This Is My Story, part 7
If you asked me during my early college years what I wanted to do when I grew up, I’d tell you: to be an ordinary, good person. You know, do good things in life, graduate, work, get married, have a family, et cetera. I once asked my dad, who worked so hard to send me to MIT, whether he would be OK if after I graduated from college I did absolutely nothing with my degree. Actually, he said he would be fine with that, since there was more to life than a degree.
While there was profound truth in that statement, my mindset wasn’t as deep then. Since the pressure was off, I felt essentially excused from having high ambitions. I wanted to go through life as inconsequentially as possible, as quietly as possible, not causing any stir, whether good or bad. Besides, I thought Christians were not supposed to be ambitious.
Which was why when I heard that GYC 2003 theme and read the originating quote, “Higher than the highest human thought can reach is God’s ideal for His children” (Education, p. 18), my life philosophy was turned upside down.
You’re telling me that no human ambitions can equate God’s ambitions for His children?
I had to re-think a lot about how I approached life. I thought I had reached some decent heights in life, but God said, “You ain’t seen nothing yet. Come up higher.” New heights started opening up to me, things I had never imagined before.
With others involved in the Boston area campus ministries, I started doing things (of consequence). First as a participant, then slowly, I learned to get excited: “What about this?” or “Oh we can do that!” The most mind-blowing thing about all of this was the realization that I could actually do something for God and His cause! I was not inconsequential, and campus ministry gave my life so much meaning. I could be ambitious not for ambitions’ sake or the world’ applause, but for God, which was the only thing that mattered!

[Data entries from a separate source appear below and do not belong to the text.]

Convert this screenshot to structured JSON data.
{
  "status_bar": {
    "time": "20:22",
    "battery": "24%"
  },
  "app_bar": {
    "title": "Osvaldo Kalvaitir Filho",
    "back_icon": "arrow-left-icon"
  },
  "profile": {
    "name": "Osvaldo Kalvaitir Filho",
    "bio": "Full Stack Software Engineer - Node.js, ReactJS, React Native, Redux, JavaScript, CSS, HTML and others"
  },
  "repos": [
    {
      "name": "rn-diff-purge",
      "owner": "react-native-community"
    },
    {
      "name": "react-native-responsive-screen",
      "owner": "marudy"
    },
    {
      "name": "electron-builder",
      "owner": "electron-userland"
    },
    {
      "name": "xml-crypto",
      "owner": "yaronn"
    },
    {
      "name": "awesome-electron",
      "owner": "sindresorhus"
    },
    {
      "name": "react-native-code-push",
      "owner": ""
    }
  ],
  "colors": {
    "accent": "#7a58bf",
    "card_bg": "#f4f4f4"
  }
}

I canvassed for two summers and the thought of an ordinary life grew dimmer by the day…
After undergraduate years, I spent a year as a missionary intern at C.A.M.P.U.S. to minister to public university students. There, my paradigm was further shaped. One of the resounding themes during the C.A.M.P.U.S. missionary training program (MTP) was the assertion, “You can change the world.”

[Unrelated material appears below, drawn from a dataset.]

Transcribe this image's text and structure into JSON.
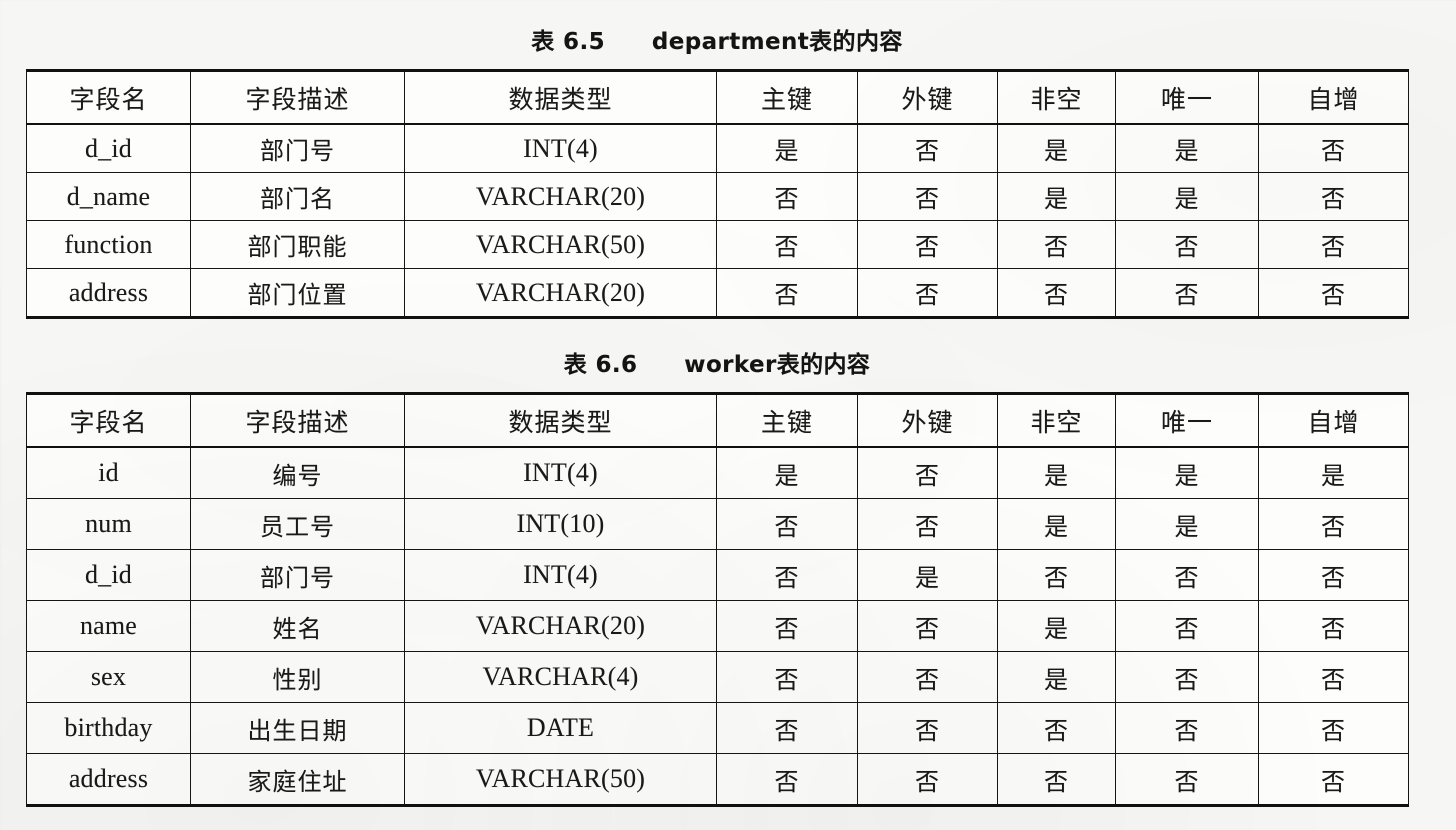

The first time I heard it, I was like, “Yeah, right.” No one had ever said that to me before. “Me? Change the world? Pff.” But then they kept saying it, until slowly I started to believe them.
The thing that made it believable was because it was said in the context of Jesus Christ. The phrase “You can change the world” is energizing by itself, but without substance, it really is just a self-help, self-motivating type of mantra that will eventually fade away. No, the full phrase that was repeated at MTP and that stuck with me was, “Change the world by being changed.”

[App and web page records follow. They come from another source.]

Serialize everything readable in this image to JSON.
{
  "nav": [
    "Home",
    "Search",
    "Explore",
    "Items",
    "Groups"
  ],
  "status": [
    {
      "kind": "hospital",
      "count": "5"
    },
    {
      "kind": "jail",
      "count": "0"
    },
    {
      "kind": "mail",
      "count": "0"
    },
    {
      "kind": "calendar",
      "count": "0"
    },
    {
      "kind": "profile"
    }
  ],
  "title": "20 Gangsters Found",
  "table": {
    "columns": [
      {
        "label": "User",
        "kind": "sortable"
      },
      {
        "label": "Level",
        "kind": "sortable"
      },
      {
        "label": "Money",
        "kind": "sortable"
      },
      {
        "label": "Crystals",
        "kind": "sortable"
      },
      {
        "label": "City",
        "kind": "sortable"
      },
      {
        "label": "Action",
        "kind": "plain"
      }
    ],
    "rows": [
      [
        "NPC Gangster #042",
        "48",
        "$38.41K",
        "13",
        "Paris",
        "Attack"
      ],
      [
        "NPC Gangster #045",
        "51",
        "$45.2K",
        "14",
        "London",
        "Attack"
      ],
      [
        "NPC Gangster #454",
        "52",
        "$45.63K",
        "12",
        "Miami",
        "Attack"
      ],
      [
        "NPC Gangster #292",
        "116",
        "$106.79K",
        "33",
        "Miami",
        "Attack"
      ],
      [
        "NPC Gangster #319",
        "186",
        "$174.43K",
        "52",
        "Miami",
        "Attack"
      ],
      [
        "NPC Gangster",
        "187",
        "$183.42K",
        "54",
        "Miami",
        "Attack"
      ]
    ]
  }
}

What does that mean? It means that you don’t change the world by your energy, loud voice, charisma, leadership skills, campaigning, or efforts. The key to making an impact in the world, a true impact that will last for eternity, is to be changed in the inside.
Think about Jesus. He did not start any organization, He did not have any degree, and at the end of His life everyone forsook Him. His life was simple, devoid of pomp and glory. But He changed and still is impacting the world, thousands of years after His life on earth. It was the force and nobility of His character that rippled through the ages.
The impact that will matter in heaven’s accounting comes only when Jesus changes and transforms a person in the inside, to be like Him in character. This is the prerequisite that will only give meaning to the eloquence, charisma, and these other accessory skills. Once that happens, with God by your side, nothing is impossible.
Fewer things can resonate with a youthful soul than dreaming the impossible. “You’re too young to know that certain things are impossible, so you do them anyway,” says the character William Pitt in the movie Amazing Grace.
Now, one of my favorite things to do is get together with like-minded friends, and with some Häagen-Dazs mango sorbet to fuel the brain, start a “dreaming session,” thinking and brainstorming about things to do to address what’s lacking. Many a project has come out as a brainchild. Some fell through, some took off, but in all of them there were fun, excitement, and passion. I mean, the joy of finding things that excite your very being, that you don’t want to go to sleep and you can’t wait to wake up, is indescribable. Life is so much more meaningful this way.
The last thing I want is an ordinary life. I can’t go back to a dreamless life. I have no straight plans or visions of how my life should be, because I want to be surprised. I want to always say yes when God calls me to a higher ground, and I want to see impossible things happen.
When I gained Christ as a Teacher, He taught me to dream.
 Read “One Solitary Life” by Dr. James Allan Francis.